well-positioned to provide the

kind of infrastructure support

our members need to succeed

in a very new health-care

environment. All surgical fields

are being confronted with

an absolute requirement to

document the value added by the

procedures they perform. The

stakeholders challenging us for such information include

patients themselves, licensing boards, hospital credentialing

processes, third-party payers and the federal government.

To optimally position our members, the AANS created

NeuroPoint Alliance (NPA) in 2008. NPA was created as

a not-for-profit 501(c)(6) corporation designed to allow

neurosurgery to carry out a variety of national projects

that involve the acquisition, analysis and reporting of

clinical data from neurosurgical practice using online

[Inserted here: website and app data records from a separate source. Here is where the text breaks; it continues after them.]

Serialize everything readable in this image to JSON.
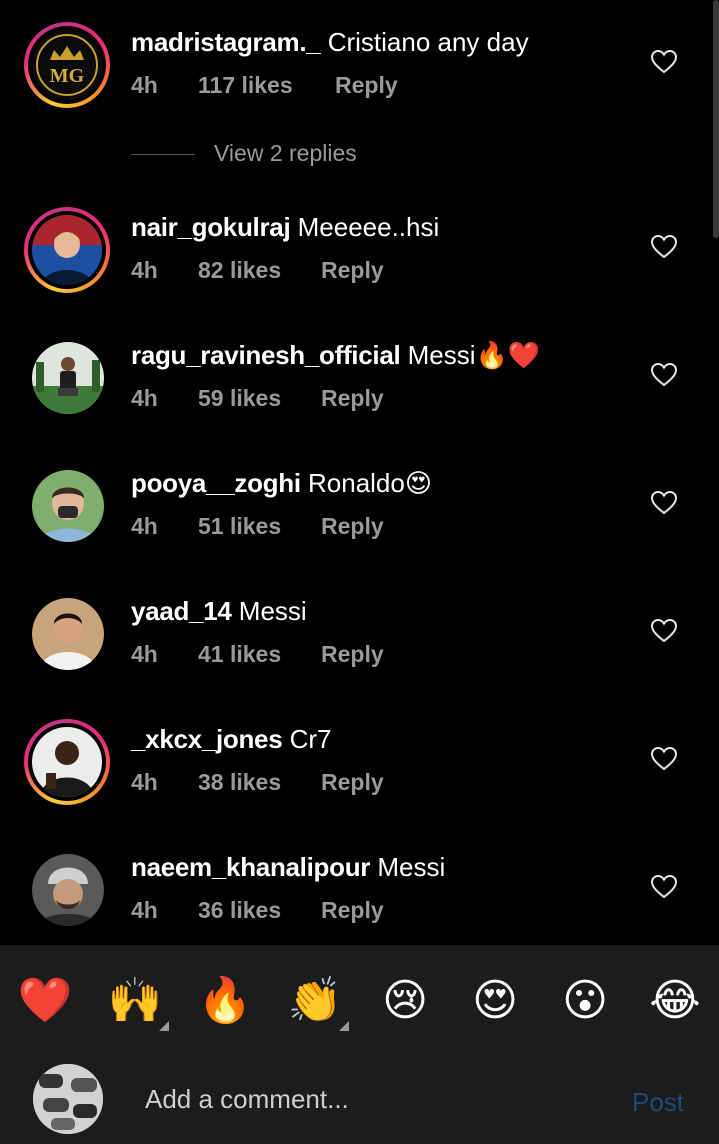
{
  "comments": [
    {
      "username": "madristagram._",
      "text": "Cristiano any day",
      "time": "4h",
      "likes": "117 likes",
      "reply": "Reply",
      "story": true,
      "avatar": "mg-logo"
    },
    {
      "username": "nair_gokulraj",
      "text": "Meeeee..hsi",
      "time": "4h",
      "likes": "82 likes",
      "reply": "Reply",
      "story": true,
      "avatar": "photo"
    },
    {
      "username": "ragu_ravinesh_official",
      "text": "Messi🔥❤️",
      "time": "4h",
      "likes": "59 likes",
      "reply": "Reply",
      "story": false,
      "avatar": "photo"
    },
    {
      "username": "pooya__zoghi",
      "text": "Ronaldo😍",
      "time": "4h",
      "likes": "51 likes",
      "reply": "Reply",
      "story": false,
      "avatar": "photo"
    },
    {
      "username": "yaad_14",
      "text": "Messi",
      "time": "4h",
      "likes": "41 likes",
      "reply": "Reply",
      "story": false,
      "avatar": "photo"
    },
    {
      "username": "_xkcx_jones",
      "text": "Cr7",
      "time": "4h",
      "likes": "38 likes",
      "reply": "Reply",
      "story": true,
      "avatar": "photo"
    },
    {
      "username": "naeem_khanalipour",
      "text": "Messi",
      "time": "4h",
      "likes": "36 likes",
      "reply": "Reply",
      "story": false,
      "avatar": "photo"
    }
  ],
  "view_replies": "View 2 replies",
  "reactions": [
    "❤️",
    "🙌",
    "🔥",
    "👏",
    "😢",
    "😍",
    "😮",
    "😂"
  ],
  "composer": {
    "placeholder": "Add a comment...",
    "post": "Post"
  },
  "colors": {
    "background": "#000000",
    "meta": "#9a9a9a",
    "panel": "#1c1c1c",
    "post_disabled": "#1f4a78"
  },
  "icons": {
    "like": "heart-outline-icon",
    "variant": "skin-tone-triangle-icon"
  }
}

technologies. NPA is designed to meet the quality care and

research needs of individual neurosurgeons and practices,

national organizations, health-care plans, the biomedical

industry and government agencies. This corporation is

run by a board of directors who are appointed from the

AANS, American Board of Neurological Surgery (ABNS),

Congress of Neurological Surgeons (CNS), Society of

Neurological Surgeons (SNS) and the AANS/CNS

Section on Disorders of the Spine and Peripheral Nerves.

For the last several years, NPA has been involved with

data collection for the ABNS primary certification and

maintenance of certification processes, as well as numerous

registries for neurosurgical procedures. Collaborations

also exist between NPA and the Vanderbilt Institute

for Medicine and Public Health (VIMPH), Quintiles/

Outcomes and Acesis.

Major Milestones

As of April 2015, NPA has received the final acceptance

required from the Centers for Medicare and Medicaid

Services (CMS) to officially identify the National

Neurosurgery Quality and Outcomes Database (N



as a Qualified Clinical Data Registry (QCDR) for 2015.

NPA submitted its application on Jan. 31, 2015, and on

April 3, 2015, obtained final approval on 21 novel, “non-

PQRS” (i.e. not existing Physician Quality Reporting

System (PQRS)) measures developed by leading quality

experts in our specialty. Importantly, these measures are the

first specialty-specific measures for neurosurgery approved

for public reporting and will provide a meaningful method

for neurosurgeons to use in programs such as PQRS. It is

important to note that numerous individuals contributed


Embedded in its success is the

collaborative nature of our neurosurgical

organizations speaking with one voice

in support of our patients.